Exercise instructions
Take each line of the entries below that contains "label" and copy it.

[Start of Attachment]

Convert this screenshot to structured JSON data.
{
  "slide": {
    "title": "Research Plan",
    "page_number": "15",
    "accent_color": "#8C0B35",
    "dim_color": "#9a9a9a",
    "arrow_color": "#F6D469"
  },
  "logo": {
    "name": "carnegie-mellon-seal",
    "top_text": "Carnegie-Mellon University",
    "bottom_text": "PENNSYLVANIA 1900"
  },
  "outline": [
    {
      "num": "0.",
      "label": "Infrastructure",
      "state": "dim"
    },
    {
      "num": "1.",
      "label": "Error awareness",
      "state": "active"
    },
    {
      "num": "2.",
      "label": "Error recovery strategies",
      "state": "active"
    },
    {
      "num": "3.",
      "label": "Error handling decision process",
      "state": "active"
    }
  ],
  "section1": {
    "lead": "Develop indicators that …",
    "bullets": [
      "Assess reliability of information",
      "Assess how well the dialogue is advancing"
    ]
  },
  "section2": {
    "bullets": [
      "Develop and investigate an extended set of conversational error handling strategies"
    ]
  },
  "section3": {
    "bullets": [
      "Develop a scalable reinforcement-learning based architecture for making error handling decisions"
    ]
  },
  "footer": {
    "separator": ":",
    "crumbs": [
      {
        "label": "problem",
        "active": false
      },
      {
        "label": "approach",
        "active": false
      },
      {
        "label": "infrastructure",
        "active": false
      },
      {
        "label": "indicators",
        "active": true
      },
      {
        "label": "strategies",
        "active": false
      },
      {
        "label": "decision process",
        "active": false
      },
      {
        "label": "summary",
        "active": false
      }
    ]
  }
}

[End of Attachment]

Task result
      "label": "Infrastructure",
      "label": "Error awareness",
      "label": "Error recovery strategies",
      "label": "Error handling decision process",
        "label": "problem",
        "label": "approach",
        "label": "infrastructure",
        "label": "indicators",
        "label": "strategies",
        "label": "decision process",
        "label": "summary",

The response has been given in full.